> **Material to process**:

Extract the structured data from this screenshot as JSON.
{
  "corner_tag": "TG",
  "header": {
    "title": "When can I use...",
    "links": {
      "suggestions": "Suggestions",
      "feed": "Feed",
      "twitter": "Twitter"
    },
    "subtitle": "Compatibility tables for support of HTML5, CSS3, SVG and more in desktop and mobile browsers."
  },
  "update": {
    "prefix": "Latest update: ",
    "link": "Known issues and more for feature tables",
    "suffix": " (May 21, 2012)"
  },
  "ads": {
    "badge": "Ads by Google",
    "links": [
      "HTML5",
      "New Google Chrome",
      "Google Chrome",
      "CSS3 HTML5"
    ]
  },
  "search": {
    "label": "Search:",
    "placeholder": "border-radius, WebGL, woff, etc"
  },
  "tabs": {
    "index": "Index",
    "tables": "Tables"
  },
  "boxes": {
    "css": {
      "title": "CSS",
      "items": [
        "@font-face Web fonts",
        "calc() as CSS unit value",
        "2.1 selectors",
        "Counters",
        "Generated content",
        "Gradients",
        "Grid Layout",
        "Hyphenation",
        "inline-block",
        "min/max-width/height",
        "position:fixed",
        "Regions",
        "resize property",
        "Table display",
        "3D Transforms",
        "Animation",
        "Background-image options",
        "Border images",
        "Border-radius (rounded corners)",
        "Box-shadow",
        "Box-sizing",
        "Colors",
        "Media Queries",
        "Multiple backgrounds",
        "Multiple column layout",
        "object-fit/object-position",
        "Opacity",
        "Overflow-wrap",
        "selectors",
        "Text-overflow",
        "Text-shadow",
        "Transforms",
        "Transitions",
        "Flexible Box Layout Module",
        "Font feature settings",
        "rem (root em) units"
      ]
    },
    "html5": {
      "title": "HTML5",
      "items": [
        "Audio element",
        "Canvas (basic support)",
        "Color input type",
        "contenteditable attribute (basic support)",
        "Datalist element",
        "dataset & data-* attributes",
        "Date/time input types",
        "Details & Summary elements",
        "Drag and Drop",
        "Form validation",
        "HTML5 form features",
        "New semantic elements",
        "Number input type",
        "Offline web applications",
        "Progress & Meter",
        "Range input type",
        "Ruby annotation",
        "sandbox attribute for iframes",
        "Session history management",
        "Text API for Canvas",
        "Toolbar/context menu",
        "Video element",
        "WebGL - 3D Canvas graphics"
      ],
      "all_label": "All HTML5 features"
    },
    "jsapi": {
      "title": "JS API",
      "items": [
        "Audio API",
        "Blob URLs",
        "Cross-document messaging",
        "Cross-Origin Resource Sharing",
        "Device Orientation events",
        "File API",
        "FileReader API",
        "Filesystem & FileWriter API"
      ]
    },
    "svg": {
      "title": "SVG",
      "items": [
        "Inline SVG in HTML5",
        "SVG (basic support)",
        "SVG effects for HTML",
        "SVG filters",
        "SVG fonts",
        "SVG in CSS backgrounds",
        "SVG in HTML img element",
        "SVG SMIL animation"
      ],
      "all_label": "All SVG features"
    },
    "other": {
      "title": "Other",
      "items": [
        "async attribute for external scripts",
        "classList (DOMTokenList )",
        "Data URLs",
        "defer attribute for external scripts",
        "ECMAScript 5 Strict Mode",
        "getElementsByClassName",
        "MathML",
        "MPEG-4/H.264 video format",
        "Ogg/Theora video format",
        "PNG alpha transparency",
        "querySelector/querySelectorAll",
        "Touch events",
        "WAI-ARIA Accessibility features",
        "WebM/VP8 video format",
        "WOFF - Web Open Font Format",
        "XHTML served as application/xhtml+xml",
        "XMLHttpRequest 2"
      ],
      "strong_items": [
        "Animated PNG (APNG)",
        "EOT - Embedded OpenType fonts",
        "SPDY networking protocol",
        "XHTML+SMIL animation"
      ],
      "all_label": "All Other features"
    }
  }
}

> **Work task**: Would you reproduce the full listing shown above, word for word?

> **Solution to the exercise**:
Extract the structured data from this screenshot as JSON.
{
  "corner_tag": "TG",
  "header": {
    "title": "When can I use...",
    "links": {
      "suggestions": "Suggestions",
      "feed": "Feed",
      "twitter": "Twitter"
    },
    "subtitle": "Compatibility tables for support of HTML5, CSS3, SVG and more in desktop and mobile browsers."
  },
  "update": {
    "prefix": "Latest update: ",
    "link": "Known issues and more for feature tables",
    "suffix": " (May 21, 2012)"
  },
  "ads": {
    "badge": "Ads by Google",
    "links": [
      "HTML5",
      "New Google Chrome",
      "Google Chrome",
      "CSS3 HTML5"
    ]
  },
  "search": {
    "label": "Search:",
    "placeholder": "border-radius, WebGL, woff, etc"
  },
  "tabs": {
    "index": "Index",
    "tables": "Tables"
  },
  "boxes": {
    "css": {
      "title": "CSS",
      "items": [
        "@font-face Web fonts",
        "calc() as CSS unit value",
        "2.1 selectors",
        "Counters",
        "Generated content",
        "Gradients",
        "Grid Layout",
        "Hyphenation",
        "inline-block",
        "min/max-width/height",
        "position:fixed",
        "Regions",
        "resize property",
        "Table display",
        "3D Transforms",
        "Animation",
        "Background-image options",
        "Border images",
        "Border-radius (rounded corners)",
        "Box-shadow",
        "Box-sizing",
        "Colors",
        "Media Queries",
        "Multiple backgrounds",
        "Multiple column layout",
        "object-fit/object-position",
        "Opacity",
        "Overflow-wrap",
        "selectors",
        "Text-overflow",
        "Text-shadow",
        "Transforms",
        "Transitions",
        "Flexible Box Layout Module",
        "Font feature settings",
        "rem (root em) units"
      ]
    },
    "html5": {
      "title": "HTML5",
      "items": [
        "Audio element",
        "Canvas (basic support)",
        "Color input type",
        "contenteditable attribute (basic support)",
        "Datalist element",
        "dataset & data-* attributes",
        "Date/time input types",
        "Details & Summary elements",
        "Drag and Drop",
        "Form validation",
        "HTML5 form features",
        "New semantic elements",
        "Number input type",
        "Offline web applications",
        "Progress & Meter",
        "Range input type",
        "Ruby annotation",
        "sandbox attribute for iframes",
        "Session history management",
        "Text API for Canvas",
        "Toolbar/context menu",
        "Video element",
        "WebGL - 3D Canvas graphics"
      ],
      "all_label": "All HTML5 features"
    },
    "jsapi": {
      "title": "JS API",
      "items": [
        "Audio API",
        "Blob URLs",
        "Cross-document messaging",
        "Cross-Origin Resource Sharing",
        "Device Orientation events",
        "File API",
        "FileReader API",
        "Filesystem & FileWriter API"
      ]
    },
    "svg": {
      "title": "SVG",
      "items": [
        "Inline SVG in HTML5",
        "SVG (basic support)",
        "SVG effects for HTML",
        "SVG filters",
        "SVG fonts",
        "SVG in CSS backgrounds",
        "SVG in HTML img element",
        "SVG SMIL animation"
      ],
      "all_label": "All SVG features"
    },
    "other": {
      "title": "Other",
      "items": [
        "async attribute for external scripts",
        "classList (DOMTokenList )",
        "Data URLs",
        "defer attribute for external scripts",
        "ECMAScript 5 Strict Mode",
        "getElementsByClassName",
        "MathML",
        "MPEG-4/H.264 video format",
        "Ogg/Theora video format",
        "PNG alpha transparency",
        "querySelector/querySelectorAll",
        "Touch events",
        "WAI-ARIA Accessibility features",
        "WebM/VP8 video format",
        "WOFF - Web Open Font Format",
        "XHTML served as application/xhtml+xml",
        "XMLHttpRequest 2"
      ],
      "strong_items": [
        "Animated PNG (APNG)",
        "EOT - Embedded OpenType fonts",
        "SPDY networking protocol",
        "XHTML+SMIL animation"
      ],
      "all_label": "All Other features"
    }
  }
}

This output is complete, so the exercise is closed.